In 1974, a book by Frederic Flach, M.D., The Secret Strength of Depression, was important to me in understanding how to move through what was seemingly the unrelenting chaos of a “dark night of the soul”. In his later book Resilience, he is focusing on the necessity of developing resilience to deal with our world, where disarray and change is constant, and how we can learn to cope with it creatively, which is exactly what I teach my clients caught in their “dark night” of career chaos.
Flach emphasizes that: “The psychological changes that accompany stress reaction should lead to a new, more complex and adaptive structure that is qualitatively different from that which preceded it.” (p. 5) In other words, he is saying that we should have learned something valuable from the “dark night” we have been through. We should emerge better put together and more qualified to deal with life’s continuing challenges because of our experience.
He points out that these shifts when we are forced to “forfeit absolute perceptions and ways of viewing things in favor of new, more complex homeostasis more suited to our present and future survival.” Flach calls these points in life bifurcation points (from contemporary physics) representing extreme changes when we become severely destabilized, which may set the stage for regeneration into a new and more effective level of coherence (p. 14). As for complexity – “We have the potential to reorganize ourselves and our lives after a period of stress, a capacity attributable to the fact that as human beings, we are self-organizing systems” (p. 20).
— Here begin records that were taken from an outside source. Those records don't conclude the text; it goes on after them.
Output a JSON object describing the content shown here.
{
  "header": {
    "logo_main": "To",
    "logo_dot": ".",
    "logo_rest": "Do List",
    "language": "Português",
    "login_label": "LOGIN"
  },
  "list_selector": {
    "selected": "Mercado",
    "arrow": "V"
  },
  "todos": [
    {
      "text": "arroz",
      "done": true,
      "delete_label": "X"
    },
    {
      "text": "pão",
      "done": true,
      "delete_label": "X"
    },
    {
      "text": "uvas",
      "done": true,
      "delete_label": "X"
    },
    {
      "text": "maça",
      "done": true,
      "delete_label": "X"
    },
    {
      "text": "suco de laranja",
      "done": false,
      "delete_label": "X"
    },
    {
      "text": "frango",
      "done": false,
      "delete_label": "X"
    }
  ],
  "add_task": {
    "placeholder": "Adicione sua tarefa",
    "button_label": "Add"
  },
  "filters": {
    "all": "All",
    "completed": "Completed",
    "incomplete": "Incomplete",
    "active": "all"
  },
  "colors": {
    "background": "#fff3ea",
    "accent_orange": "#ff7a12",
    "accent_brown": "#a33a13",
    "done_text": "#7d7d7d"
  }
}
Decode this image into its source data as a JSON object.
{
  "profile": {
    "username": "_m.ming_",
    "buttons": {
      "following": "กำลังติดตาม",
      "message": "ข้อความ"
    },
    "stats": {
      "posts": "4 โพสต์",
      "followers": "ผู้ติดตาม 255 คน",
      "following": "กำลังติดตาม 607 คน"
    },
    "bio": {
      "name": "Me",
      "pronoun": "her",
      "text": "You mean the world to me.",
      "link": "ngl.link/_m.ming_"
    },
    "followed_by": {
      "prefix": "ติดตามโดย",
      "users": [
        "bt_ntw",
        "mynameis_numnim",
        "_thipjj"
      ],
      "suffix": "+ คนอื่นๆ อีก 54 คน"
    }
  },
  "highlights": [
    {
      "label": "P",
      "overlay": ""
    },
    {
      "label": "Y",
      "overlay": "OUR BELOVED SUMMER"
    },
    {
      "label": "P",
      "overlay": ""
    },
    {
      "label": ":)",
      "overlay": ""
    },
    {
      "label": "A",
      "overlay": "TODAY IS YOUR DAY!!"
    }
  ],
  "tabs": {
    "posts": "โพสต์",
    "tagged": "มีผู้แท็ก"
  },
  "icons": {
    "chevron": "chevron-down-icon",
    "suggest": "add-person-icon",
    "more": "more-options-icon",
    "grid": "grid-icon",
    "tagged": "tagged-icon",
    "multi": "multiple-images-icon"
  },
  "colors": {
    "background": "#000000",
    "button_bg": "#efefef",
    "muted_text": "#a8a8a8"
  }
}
Dr. Flach underscores that the law of psychobiological disruption and reintegration has serious importance during all of our lives. We must fall apart in order to learn and to experience meaningful change. We are at varying degrees of chaos and risk, since we do not know what direction our future will take (p. 7). Each period of chaotic disruption and reintegration prepares us for more that lie ahead, if we stay on an adaptive learning curve. Failure to pass successfully through any stress cycle leaves us crippled, with no strengths to meet future bifurcation points (p. 20).
Flach emphasizes that “Nowhere, perhaps, are the challenges of chaos triggered by stress and the strength to survive it more vividly exemplified than in the experiences of men and women subjected to the trauma” of a sudden job loss after a number of years in an organization with expectations of remaining there until traditional retirement. (p. 20)
The onset of middle age is a great deal more than numbers. “It’s a major bifurcation point where everything is up for grabs again” (p. 83). Health may become an issue. “The stresses of entering mid-life can be enormous. It is a time to reorient oneself to one’s work.” “The death rate among retirees during the first few years after retirement is remarkably high; this statistic must be attributed in part to being unprepared for the disruption that normally accompanies this transition, the loss of work that gave meaning and identity to one’s life” (p. 94).
Are you in a “dark night” right now? All of my career clients have a “dark night” and it’s essential to face it and move forward for success in your career. If you have had a “dark night” and came out on the other side, share with us some of your strategies for accomplishing this. If you are still in your “dark night” and fighting through it, what are you doing?
In group workshops sharing your “dark nights” and major accomplishments are essential in moving forward.